**What is being asked**
In the entries below, find the line containing "Enumerate this screenshot's", then copy it and every later line exactly, ending with the last line.

**Data extract**
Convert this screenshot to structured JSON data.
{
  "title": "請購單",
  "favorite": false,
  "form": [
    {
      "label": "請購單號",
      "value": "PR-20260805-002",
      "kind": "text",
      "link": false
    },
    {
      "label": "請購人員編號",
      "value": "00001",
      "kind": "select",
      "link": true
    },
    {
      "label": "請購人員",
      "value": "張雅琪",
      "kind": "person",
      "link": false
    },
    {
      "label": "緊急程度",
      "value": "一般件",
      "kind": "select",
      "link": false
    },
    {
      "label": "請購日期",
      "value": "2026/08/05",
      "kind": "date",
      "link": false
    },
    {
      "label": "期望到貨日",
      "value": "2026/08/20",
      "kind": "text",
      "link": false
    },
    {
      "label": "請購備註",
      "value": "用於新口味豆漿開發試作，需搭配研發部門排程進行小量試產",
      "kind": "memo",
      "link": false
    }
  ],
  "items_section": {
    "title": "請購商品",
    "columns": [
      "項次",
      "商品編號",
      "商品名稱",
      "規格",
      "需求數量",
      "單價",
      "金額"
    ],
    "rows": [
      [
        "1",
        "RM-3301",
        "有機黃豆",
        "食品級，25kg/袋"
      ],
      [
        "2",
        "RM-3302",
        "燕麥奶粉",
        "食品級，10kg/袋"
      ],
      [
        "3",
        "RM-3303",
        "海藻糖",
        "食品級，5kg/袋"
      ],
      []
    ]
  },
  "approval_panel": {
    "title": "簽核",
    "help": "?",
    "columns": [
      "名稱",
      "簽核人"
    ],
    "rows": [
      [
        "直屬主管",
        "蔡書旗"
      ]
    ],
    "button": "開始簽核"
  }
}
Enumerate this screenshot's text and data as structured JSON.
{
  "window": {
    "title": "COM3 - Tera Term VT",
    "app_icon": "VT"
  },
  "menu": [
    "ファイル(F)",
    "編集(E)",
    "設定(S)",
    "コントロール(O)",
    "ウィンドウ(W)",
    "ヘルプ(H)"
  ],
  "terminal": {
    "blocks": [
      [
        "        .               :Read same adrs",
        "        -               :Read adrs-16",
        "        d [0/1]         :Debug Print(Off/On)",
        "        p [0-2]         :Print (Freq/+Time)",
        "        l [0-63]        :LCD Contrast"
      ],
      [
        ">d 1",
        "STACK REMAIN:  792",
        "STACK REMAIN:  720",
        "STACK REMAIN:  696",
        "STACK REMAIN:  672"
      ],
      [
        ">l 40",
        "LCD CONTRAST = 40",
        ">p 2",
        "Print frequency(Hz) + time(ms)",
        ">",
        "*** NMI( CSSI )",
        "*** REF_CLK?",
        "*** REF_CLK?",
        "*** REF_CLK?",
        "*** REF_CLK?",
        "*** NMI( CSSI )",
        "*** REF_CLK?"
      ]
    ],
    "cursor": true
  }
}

**Exercise solution**
Enumerate this screenshot's text and data as structured JSON.
{
  "window": {
    "title": "COM3 - Tera Term VT",
    "app_icon": "VT"
  },
  "menu": [
    "ファイル(F)",
    "編集(E)",
    "設定(S)",
    "コントロール(O)",
    "ウィンドウ(W)",
    "ヘルプ(H)"
  ],
  "terminal": {
    "blocks": [
      [
        "        .               :Read same adrs",
        "        -               :Read adrs-16",
        "        d [0/1]         :Debug Print(Off/On)",
        "        p [0-2]         :Print (Freq/+Time)",
        "        l [0-63]        :LCD Contrast"
      ],
      [
        ">d 1",
        "STACK REMAIN:  792",
        "STACK REMAIN:  720",
        "STACK REMAIN:  696",
        "STACK REMAIN:  672"
      ],
      [
        ">l 40",
        "LCD CONTRAST = 40",
        ">p 2",
        "Print frequency(Hz) + time(ms)",
        ">",
        "*** NMI( CSSI )",
        "*** REF_CLK?",
        "*** REF_CLK?",
        "*** REF_CLK?",
        "*** REF_CLK?",
        "*** NMI( CSSI )",
        "*** REF_CLK?"
      ]
    ],
    "cursor": true
  }
}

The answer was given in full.